Flooding has caused hundreds of billions of dollars in damage in the U.S. over the past three decades. Researchers found that 36 percent of the costs of flooding in the U.S. from 1988 to 2017 were a result of intensifying precipitation, consistent with predictions of global warming.
A new analysis of California’s Monterey Bay evaluates kelp’s potential to reduce ocean acidification, the harmful fallout from climate change on marine ecosystems and the food they produce for human populations.
New Stanford research uses Zillow and census data combined with machine learning to identify residential water consumption based on housing characteristics. The approach could help cities better understand water use and design water-efficient communities.
Using new high-resolution simulations, researchers conclude that climate change made the Cape Town ‘Day Zero’ drought five to six times more likely and suggest extreme drought events could become common in southwestern South Africa by the end of the 21st century.
Federal regulators have moved to delay assessment and action on chemicals that could contaminate drinking water.
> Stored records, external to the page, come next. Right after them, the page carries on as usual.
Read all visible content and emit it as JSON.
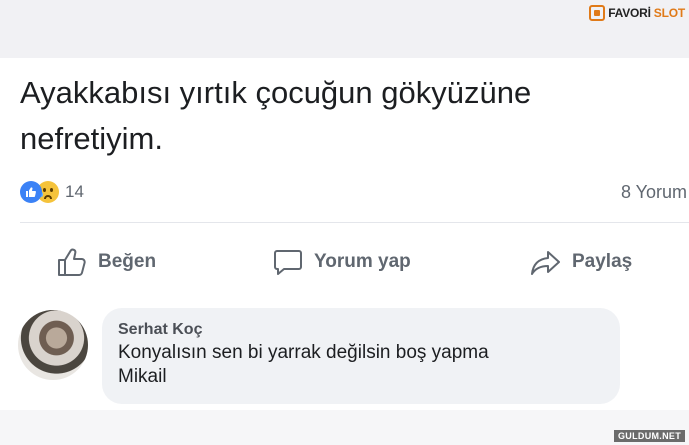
{
  "brand": {
    "word1": "FAVORİ",
    "word2": "SLOT"
  },
  "post": {
    "text": "Ayakkabısı yırtık çocuğun gökyüzüne nefretiyim.",
    "reaction_count": "14",
    "reaction_icons": [
      "like-icon",
      "sad-face-icon"
    ],
    "comment_count_label": "8 Yorum"
  },
  "actions": {
    "like_label": "Beğen",
    "comment_label": "Yorum yap",
    "share_label": "Paylaş"
  },
  "comment": {
    "author": "Serhat Koç",
    "text_line1": "Konyalısın sen bi yarrak değilsin boş yapma",
    "text_line2": "Mikail"
  },
  "watermark": "GULDUM.NET",
  "colors": {
    "accent": "#3b82f6",
    "brand": "#e07a18",
    "muted": "#606770"
  }
}
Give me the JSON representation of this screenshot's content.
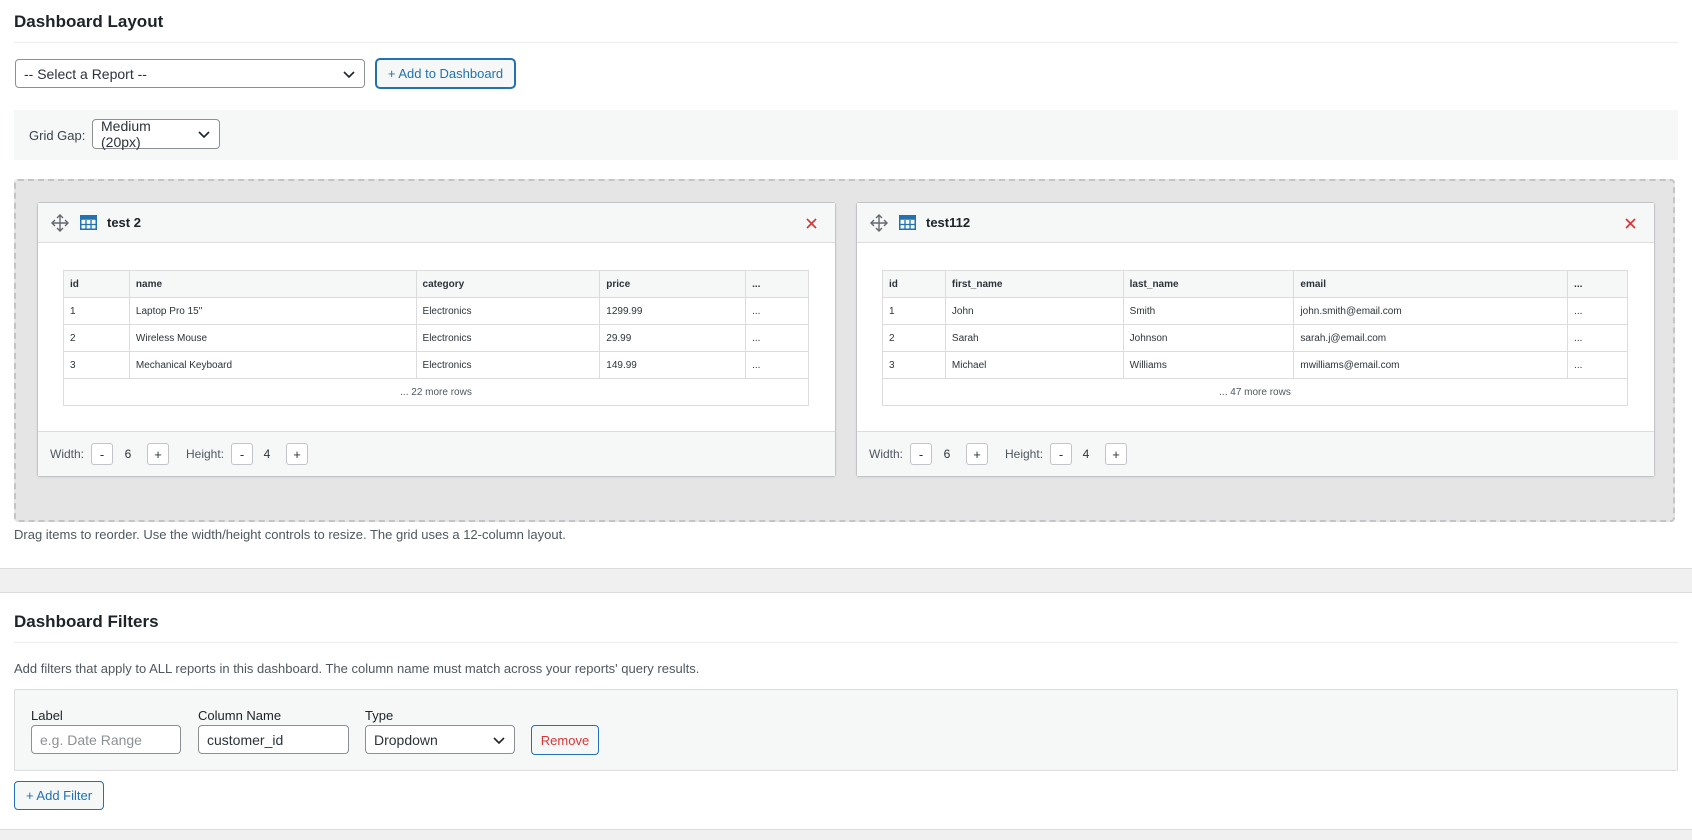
{
  "layout_section": {
    "title": "Dashboard Layout",
    "report_select": {
      "value": "-- Select a Report --"
    },
    "add_button": "+ Add to Dashboard",
    "grid_gap": {
      "label": "Grid Gap:",
      "value": "Medium (20px)"
    },
    "help_text": "Drag items to reorder. Use the width/height controls to resize. The grid uses a 12-column layout.",
    "widgets": [
      {
        "title": "test 2",
        "columns": [
          "id",
          "name",
          "category",
          "price",
          "..."
        ],
        "rows": [
          [
            "1",
            "Laptop Pro 15\"",
            "Electronics",
            "1299.99",
            "..."
          ],
          [
            "2",
            "Wireless Mouse",
            "Electronics",
            "29.99",
            "..."
          ],
          [
            "3",
            "Mechanical Keyboard",
            "Electronics",
            "149.99",
            "..."
          ]
        ],
        "more_rows": "... 22 more rows",
        "width_label": "Width:",
        "width": "6",
        "height_label": "Height:",
        "height": "4",
        "minus": "-",
        "plus": "+"
      },
      {
        "title": "test112",
        "columns": [
          "id",
          "first_name",
          "last_name",
          "email",
          "..."
        ],
        "rows": [
          [
            "1",
            "John",
            "Smith",
            "john.smith@email.com",
            "..."
          ],
          [
            "2",
            "Sarah",
            "Johnson",
            "sarah.j@email.com",
            "..."
          ],
          [
            "3",
            "Michael",
            "Williams",
            "mwilliams@email.com",
            "..."
          ]
        ],
        "more_rows": "... 47 more rows",
        "width_label": "Width:",
        "width": "6",
        "height_label": "Height:",
        "height": "4",
        "minus": "-",
        "plus": "+"
      }
    ]
  },
  "filters_section": {
    "title": "Dashboard Filters",
    "description": "Add filters that apply to ALL reports in this dashboard. The column name must match across your reports' query results.",
    "filter": {
      "label_label": "Label",
      "label_placeholder": "e.g. Date Range",
      "column_label": "Column Name",
      "column_value": "customer_id",
      "type_label": "Type",
      "type_value": "Dropdown",
      "remove_button": "Remove"
    },
    "add_filter_button": "+ Add Filter"
  },
  "colors": {
    "accent": "#2271b1",
    "danger": "#d63638",
    "icon": "#2271b1"
  },
  "icons": [
    "chevron-down-icon",
    "move-icon",
    "table-icon",
    "close-icon"
  ]
}
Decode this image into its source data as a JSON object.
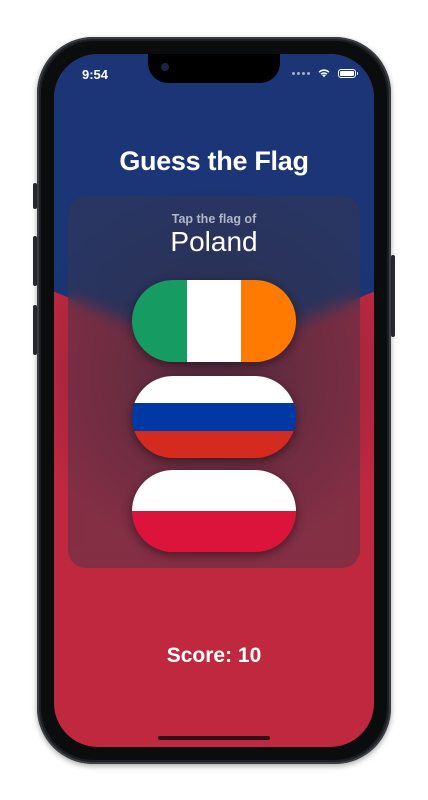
{
  "status_bar": {
    "time": "9:54",
    "icons": [
      "cellular-dots-icon",
      "wifi-icon",
      "battery-icon"
    ]
  },
  "app": {
    "title": "Guess the Flag",
    "prompt": "Tap the flag of",
    "country": "Poland",
    "score_label": "Score: 10"
  },
  "flags": [
    {
      "name": "Ireland",
      "colors": [
        "#169b62",
        "#ffffff",
        "#ff7a00"
      ],
      "orientation": "vertical"
    },
    {
      "name": "Russia",
      "colors": [
        "#ffffff",
        "#0039a6",
        "#d52b1e"
      ],
      "orientation": "horizontal"
    },
    {
      "name": "Poland",
      "colors": [
        "#ffffff",
        "#dc143c"
      ],
      "orientation": "horizontal"
    }
  ],
  "colors": {
    "background_top": "#1b3576",
    "background_bottom": "#c0283f",
    "text": "#ffffff"
  }
}
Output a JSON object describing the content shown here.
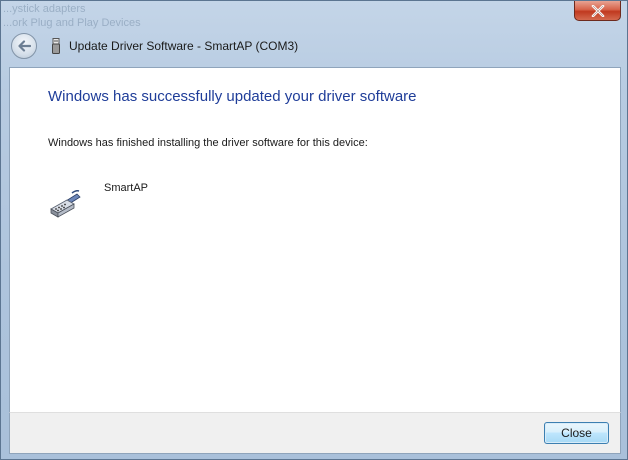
{
  "background_window": {
    "ghost_lines": [
      "...ystick adapters",
      "...ork Plug and Play Devices"
    ]
  },
  "window": {
    "title": "Update Driver Software - SmartAP (COM3)",
    "icons": {
      "back": "back-arrow-icon",
      "title": "usb-device-icon",
      "close": "close-icon",
      "device": "serial-port-icon"
    }
  },
  "content": {
    "heading": "Windows has successfully updated your driver software",
    "subtext": "Windows has finished installing the driver software for this device:",
    "device_name": "SmartAP"
  },
  "footer": {
    "close_label": "Close"
  },
  "colors": {
    "heading": "#1f3d99",
    "close_x": "#c0391f"
  }
}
Richard Luthy explains how the U.S. Environmental Protection Agency and individual states approach waterborne threats.